Last November, Congress passed the Commercial Space Launch Competitiveness Act (CSLCA) and, in doing so, sent a clear message to space entrepreneurs who plan to extract natural resources from asteroids and other celestial bodies: that they will be able to operate free from harmful interference and may assert ownership over any resources that they extract. Although actual asteroid mining may still be decades off, investors need this assurance now if they are to continue to fund the companies that are developing technology that will be a cornerstone of an expanded human presence in space.
However, the clarity of this message is in danger of being muddied by allegations from delegates of the UN’s Committee on the Peaceful Uses of Outer Space (COPUOS) that the CSLCA violates international law. The most vociferous opposition to the legality of the CSLCA was voiced in statements by Brazil and Russia submitted during the February meeting of the Scientific and Technical Subcommittee. They accused the U.S. of acting unilaterally with “total disrespect for international law order [sic]” in enacting legislation that contains “inconsistencies” with the Outer Space Treaty (OST), specifically the Article II prohibition of national appropriation.
Yet, these statements provide virtually no legal foundation for such allegations and ignore explicit language in the law disclaiming any intent to appropriate property or assert sovereignty: “[B]y the enactment of this Act, the United States does not… assert sovereignty or sovereign or exclusive rights or jurisdiction over, or the ownership of, any celestial body.” There can be no appropriation or claim of sovereignty in the absence of a Congressional assertion of such claim — and here we have an explicit disclaimer.

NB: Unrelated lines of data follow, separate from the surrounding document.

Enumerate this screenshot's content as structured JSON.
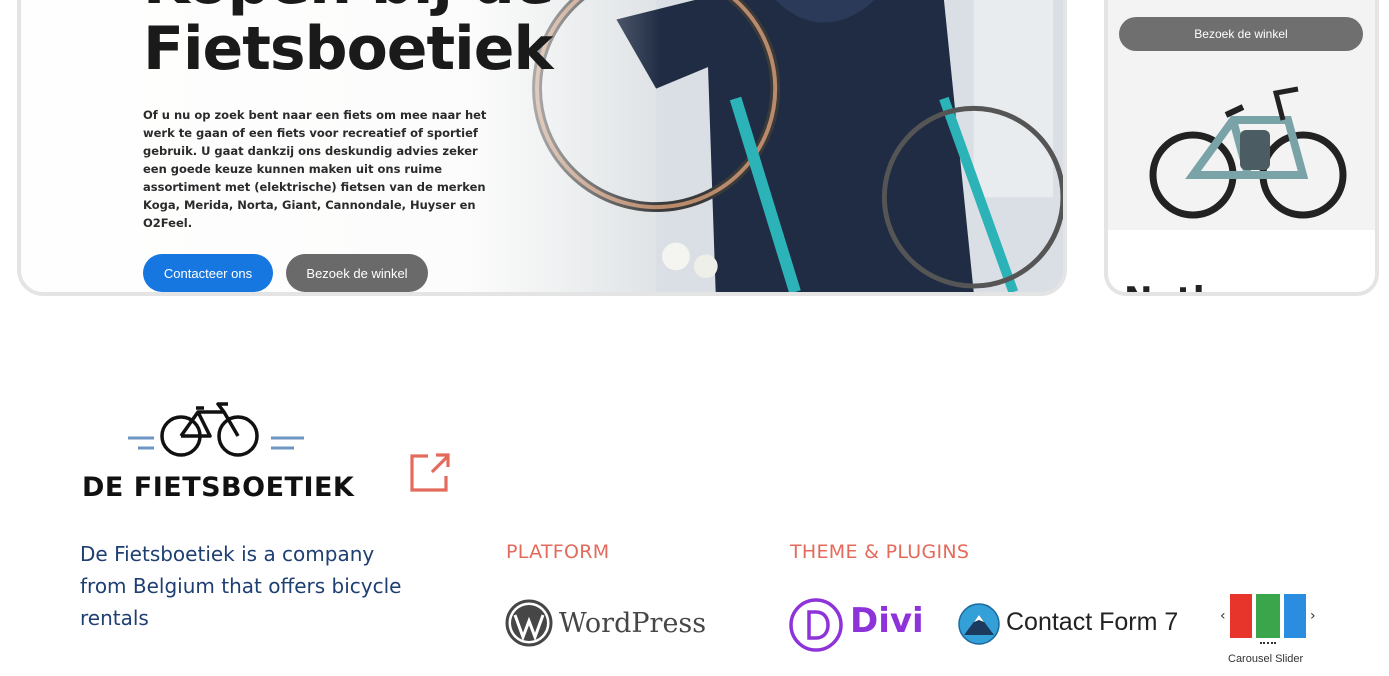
{
  "hero": {
    "title_line1": "Kopen bij de",
    "title_line2": "Fietsboetiek",
    "text": "Of u nu op zoek bent naar een fiets om mee naar het werk te gaan of een fiets voor recreatief of sportief gebruik. U gaat dankzij ons deskundig advies zeker een goede keuze kunnen maken uit ons ruime assortiment met (elektrische) fietsen van de merken Koga, Merida, Norta, Giant, Cannondale, Huyser en O2Feel.",
    "contact_label": "Contacteer ons",
    "visit_label": "Bezoek de winkel"
  },
  "side_card": {
    "visit_label": "Bezoek de winkel",
    "heading": "Nutl..."
  },
  "project": {
    "logo_text": "DE FIETSBOETIEK",
    "description": "De Fietsboetiek is a company from Belgium that offers bicycle rentals",
    "platform_label": "PLATFORM",
    "theme_label": "THEME & PLUGINS",
    "wordpress_text": "WordPress",
    "divi_text": "Divi",
    "cf7_text": "Contact Form 7",
    "carousel_text": "Carousel Slider"
  },
  "colors": {
    "accent": "#e46a5c",
    "description": "#1f3f72",
    "contact_button": "#1677e0",
    "visit_button": "#6a6a6a",
    "divi": "#8d33d9"
  }
}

Anyone familiar with the lengthy drafting process that led to the adoption of the CSLCA knows that those involved with the bill paid great attention to compliance with international law. Earlier bills regarding asteroid mining raised concerns in Congress about compliance with Article II, particularly due to the inclusion in the earlier proposed ASTEROIDS Act of a “first in time, first in right” rule for entities competing for rights to mine a particular asteroid. The language that was ultimately adopted in the CSLCA was pared back to provisions that merely ensure ownership rights over extracted resources, but provide no rights over mining sites or resources in situ.
The question at the heart of this debate comes down to this: is private ownership of extracted resources a permitted “use” of celestial bodies under Article I of the OST, or is it prohibited “appropriation” of a celestial body under Article II? Critics of the CSLCA should be aware that the weight of the experts is gathering on the side of permitted use. The Board of Directors of the International Institute of Space Law (IISL) issued a statement in December of last year expressing the opinion that the right to assert private ownership over extracted resources was an acceptable interpretation of the OST.
The IISL statement also observed that there is no international agreement that specifically addresses this issue. The Permanent Court of International Justice (the predecessor of the International Court of Justice) decided long ago in the Lotus case that, in the absence of a specific prohibition, sovereign states are free to act. Critics should also keep in mind the domestic scope of the CSLCA: this guarantee of ownership only applies to entities under U.S. jurisdiction. Whether other countries wish to enact a similar law or enforce the U.S. law in their courts is left entirely to the discretion of those countries.
Another important voice in this debate was raised in a position paper recently issued by the Space Generation Advisory Council, an international organization of young leaders in the fields of space law and policy. This paper supports the legality of the CSLCA based on a straightforward application of the Vienna Convention. As the paper points out, the “ordinary meaning” (a touchstone of treaty interpretation) of the word “use” according to the Oxford English Dictionary includes “to take or consume (an amount) from a limited supply.” It is clear that the next generation wants asteroid mining to begin. As succeeding generations will be the ones who develop these industries and technologies, COPUOS should listen to their voice.
The second point of criticism, that the U.S. “disrespected” the international legal process by acting unilaterally, has no bearing on the legality of the CSLCA. If the U.S. were a party to the Moon Agreement, then there may have been an obligation to engage in an international process to develop regulations for resource extraction. But the U.S., like Russia and Brazil, is not a party to the Moon Agreement. In light of this, the U.S. is free to engage in domestic regulation of mining activities.
Moreover, in stark contrast to accusations of the U.S. disrespecting the international legal process, the resource extraction language and numerous other provisions within the CSLCA are examples of the U.S. ensuring conformity with its obligations under the OST. Under Article VI, the OST requires “continuing supervision” of national activity. When U.S. companies began to lay plans for asteroid mining, Congress was compelled to legislate and regulate this activity.
The COPUOS must not take this issue lightly. The words of critics are not harmless. Investors need assurance, and the appearance of international discord on this issue threatens investor confidence. We need to come together as an international community to commit to compliance with the Article II prohibition of national appropriation, but just as importantly, we need to respect Article I of the OST and the principle of free use of space.
Mark J. Sundahl is Associate Dean and Professor of Law at Cleveland State University and Chair of the International Space Policy Working Group of the FAA’s Commercial Space Transportation Advisory Committee.